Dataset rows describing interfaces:
+++++

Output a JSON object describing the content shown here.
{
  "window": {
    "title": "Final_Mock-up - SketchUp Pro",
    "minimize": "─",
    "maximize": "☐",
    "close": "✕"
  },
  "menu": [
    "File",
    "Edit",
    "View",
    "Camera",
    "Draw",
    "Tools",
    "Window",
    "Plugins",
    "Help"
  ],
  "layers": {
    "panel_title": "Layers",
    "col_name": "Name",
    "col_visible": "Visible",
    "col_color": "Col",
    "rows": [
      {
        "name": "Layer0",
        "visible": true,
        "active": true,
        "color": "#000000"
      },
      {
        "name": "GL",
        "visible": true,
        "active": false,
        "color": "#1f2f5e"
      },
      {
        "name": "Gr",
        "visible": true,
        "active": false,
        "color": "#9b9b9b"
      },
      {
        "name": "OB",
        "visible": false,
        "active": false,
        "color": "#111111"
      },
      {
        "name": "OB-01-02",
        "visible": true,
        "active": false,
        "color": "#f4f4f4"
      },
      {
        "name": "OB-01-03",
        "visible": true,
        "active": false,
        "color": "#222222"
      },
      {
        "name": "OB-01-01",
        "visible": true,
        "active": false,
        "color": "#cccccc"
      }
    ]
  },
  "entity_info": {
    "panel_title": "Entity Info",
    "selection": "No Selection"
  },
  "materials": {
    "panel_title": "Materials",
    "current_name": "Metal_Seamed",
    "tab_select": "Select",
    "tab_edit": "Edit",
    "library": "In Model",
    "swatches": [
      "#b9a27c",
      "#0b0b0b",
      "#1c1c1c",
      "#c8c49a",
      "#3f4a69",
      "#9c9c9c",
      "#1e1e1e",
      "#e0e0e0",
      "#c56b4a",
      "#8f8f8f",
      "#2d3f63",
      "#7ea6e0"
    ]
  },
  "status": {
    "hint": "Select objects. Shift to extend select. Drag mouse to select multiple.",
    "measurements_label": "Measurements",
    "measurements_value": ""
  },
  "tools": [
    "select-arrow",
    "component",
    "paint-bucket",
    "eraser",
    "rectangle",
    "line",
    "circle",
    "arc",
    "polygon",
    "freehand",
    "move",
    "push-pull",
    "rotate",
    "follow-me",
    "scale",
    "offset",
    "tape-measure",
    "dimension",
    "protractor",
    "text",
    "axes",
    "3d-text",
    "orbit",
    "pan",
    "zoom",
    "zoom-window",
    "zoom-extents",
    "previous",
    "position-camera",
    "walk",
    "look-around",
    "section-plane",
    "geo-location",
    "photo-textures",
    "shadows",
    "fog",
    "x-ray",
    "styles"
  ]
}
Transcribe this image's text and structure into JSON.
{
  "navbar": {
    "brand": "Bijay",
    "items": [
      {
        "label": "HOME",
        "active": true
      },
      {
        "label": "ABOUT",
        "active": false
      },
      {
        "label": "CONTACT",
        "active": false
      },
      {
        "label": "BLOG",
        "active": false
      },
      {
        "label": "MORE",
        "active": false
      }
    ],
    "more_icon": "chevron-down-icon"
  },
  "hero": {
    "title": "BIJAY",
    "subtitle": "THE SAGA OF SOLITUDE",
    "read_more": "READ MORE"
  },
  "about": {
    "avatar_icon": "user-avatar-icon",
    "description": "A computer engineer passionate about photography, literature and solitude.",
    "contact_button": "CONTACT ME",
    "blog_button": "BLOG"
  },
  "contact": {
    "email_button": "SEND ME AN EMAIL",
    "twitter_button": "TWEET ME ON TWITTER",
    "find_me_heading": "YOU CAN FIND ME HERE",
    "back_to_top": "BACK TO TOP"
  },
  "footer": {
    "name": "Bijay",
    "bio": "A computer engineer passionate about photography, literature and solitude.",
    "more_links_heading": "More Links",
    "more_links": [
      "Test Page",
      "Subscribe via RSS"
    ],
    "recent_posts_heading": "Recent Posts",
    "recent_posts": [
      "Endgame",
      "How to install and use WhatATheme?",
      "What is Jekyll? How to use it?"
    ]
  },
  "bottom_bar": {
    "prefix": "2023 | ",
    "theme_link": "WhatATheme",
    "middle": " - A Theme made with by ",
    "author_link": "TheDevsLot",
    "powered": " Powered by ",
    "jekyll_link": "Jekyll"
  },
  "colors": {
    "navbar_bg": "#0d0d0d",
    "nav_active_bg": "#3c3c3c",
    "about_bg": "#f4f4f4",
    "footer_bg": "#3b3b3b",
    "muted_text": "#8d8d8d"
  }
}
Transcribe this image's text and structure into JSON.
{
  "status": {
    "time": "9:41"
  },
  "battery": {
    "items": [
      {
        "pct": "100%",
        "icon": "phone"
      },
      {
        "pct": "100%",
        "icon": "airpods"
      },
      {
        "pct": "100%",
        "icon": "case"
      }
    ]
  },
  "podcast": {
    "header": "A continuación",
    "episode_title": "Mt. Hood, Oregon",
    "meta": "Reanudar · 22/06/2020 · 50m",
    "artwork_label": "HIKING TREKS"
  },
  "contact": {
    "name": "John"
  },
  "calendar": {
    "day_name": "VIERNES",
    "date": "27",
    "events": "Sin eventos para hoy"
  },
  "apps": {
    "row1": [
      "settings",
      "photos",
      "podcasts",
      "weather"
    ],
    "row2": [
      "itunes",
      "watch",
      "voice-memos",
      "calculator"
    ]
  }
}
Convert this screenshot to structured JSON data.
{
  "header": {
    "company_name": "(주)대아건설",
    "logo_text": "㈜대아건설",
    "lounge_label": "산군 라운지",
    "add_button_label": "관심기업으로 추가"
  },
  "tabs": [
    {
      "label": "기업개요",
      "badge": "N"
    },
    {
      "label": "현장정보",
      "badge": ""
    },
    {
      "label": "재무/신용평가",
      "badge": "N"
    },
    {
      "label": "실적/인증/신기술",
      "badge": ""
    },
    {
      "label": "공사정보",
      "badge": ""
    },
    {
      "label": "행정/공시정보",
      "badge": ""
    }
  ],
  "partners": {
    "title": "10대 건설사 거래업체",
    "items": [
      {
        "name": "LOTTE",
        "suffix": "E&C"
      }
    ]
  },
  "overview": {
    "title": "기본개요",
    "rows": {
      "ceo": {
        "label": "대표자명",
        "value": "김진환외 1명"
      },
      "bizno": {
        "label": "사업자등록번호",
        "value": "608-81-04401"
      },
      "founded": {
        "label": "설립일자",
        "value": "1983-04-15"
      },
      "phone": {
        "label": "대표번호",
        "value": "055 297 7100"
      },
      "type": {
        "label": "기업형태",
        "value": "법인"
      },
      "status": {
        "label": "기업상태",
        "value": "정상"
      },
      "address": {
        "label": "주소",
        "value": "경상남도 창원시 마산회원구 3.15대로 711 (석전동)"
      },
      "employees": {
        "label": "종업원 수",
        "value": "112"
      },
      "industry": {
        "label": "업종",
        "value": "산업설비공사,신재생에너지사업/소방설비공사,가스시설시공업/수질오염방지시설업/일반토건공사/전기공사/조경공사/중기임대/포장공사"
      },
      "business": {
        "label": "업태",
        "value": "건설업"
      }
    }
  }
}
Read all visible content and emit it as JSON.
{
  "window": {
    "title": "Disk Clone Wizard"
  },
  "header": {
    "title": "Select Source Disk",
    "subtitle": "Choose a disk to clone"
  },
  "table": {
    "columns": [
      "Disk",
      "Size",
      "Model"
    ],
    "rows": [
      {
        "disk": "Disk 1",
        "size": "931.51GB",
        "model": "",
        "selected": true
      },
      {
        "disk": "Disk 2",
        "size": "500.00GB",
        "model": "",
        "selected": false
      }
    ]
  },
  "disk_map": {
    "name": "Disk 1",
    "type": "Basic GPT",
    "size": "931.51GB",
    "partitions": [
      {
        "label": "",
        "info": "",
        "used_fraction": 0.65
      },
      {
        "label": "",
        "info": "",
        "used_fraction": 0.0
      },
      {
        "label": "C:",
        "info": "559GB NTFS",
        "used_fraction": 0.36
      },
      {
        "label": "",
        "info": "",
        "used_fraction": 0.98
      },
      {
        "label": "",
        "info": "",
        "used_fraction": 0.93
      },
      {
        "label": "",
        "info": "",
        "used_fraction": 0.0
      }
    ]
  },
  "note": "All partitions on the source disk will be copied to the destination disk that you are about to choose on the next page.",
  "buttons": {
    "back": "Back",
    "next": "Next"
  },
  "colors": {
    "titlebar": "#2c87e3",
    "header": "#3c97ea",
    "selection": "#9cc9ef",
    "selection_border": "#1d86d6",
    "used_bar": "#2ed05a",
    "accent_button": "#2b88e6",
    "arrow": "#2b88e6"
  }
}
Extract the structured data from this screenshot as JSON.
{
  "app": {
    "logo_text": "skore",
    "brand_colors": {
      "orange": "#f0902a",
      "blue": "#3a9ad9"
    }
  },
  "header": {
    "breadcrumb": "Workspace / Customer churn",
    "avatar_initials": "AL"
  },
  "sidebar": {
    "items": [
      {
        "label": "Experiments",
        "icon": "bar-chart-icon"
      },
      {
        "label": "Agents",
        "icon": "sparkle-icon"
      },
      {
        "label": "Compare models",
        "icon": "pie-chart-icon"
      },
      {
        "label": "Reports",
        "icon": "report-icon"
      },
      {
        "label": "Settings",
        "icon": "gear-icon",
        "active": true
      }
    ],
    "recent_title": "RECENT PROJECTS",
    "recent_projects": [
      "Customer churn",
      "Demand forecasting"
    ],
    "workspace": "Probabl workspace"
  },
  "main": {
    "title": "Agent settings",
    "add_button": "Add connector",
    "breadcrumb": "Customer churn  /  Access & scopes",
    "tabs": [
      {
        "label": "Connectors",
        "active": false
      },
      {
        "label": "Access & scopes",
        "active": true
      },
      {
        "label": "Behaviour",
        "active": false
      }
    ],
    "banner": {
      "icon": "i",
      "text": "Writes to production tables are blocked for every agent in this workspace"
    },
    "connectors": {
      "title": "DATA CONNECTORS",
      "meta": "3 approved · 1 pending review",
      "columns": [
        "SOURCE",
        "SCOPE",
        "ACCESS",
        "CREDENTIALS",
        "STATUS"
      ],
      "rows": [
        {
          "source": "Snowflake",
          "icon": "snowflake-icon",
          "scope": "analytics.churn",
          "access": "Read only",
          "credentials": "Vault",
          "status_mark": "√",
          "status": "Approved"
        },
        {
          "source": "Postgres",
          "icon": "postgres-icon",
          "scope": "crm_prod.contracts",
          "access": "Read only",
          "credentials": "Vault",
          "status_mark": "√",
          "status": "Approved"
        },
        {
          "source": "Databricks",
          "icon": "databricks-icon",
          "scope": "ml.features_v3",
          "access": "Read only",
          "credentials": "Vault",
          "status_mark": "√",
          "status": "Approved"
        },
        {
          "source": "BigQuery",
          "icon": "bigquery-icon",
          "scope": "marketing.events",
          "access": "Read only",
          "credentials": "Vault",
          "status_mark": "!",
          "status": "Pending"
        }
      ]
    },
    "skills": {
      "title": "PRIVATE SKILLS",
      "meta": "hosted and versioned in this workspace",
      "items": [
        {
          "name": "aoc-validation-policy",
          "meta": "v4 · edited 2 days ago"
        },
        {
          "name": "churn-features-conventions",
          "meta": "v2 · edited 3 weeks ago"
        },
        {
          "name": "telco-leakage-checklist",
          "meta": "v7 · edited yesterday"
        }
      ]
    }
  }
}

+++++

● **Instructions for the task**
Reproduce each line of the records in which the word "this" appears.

● **Answer below**
Transcribe this image's text and structure into JSON.
Transcribe this image's text and structure into JSON.
Convert this screenshot to structured JSON data.
Extract the structured data from this screenshot as JSON.
      "text": "Writes to production tables are blocked for every agent in this workspace"
      "meta": "hosted and versioned in this workspace",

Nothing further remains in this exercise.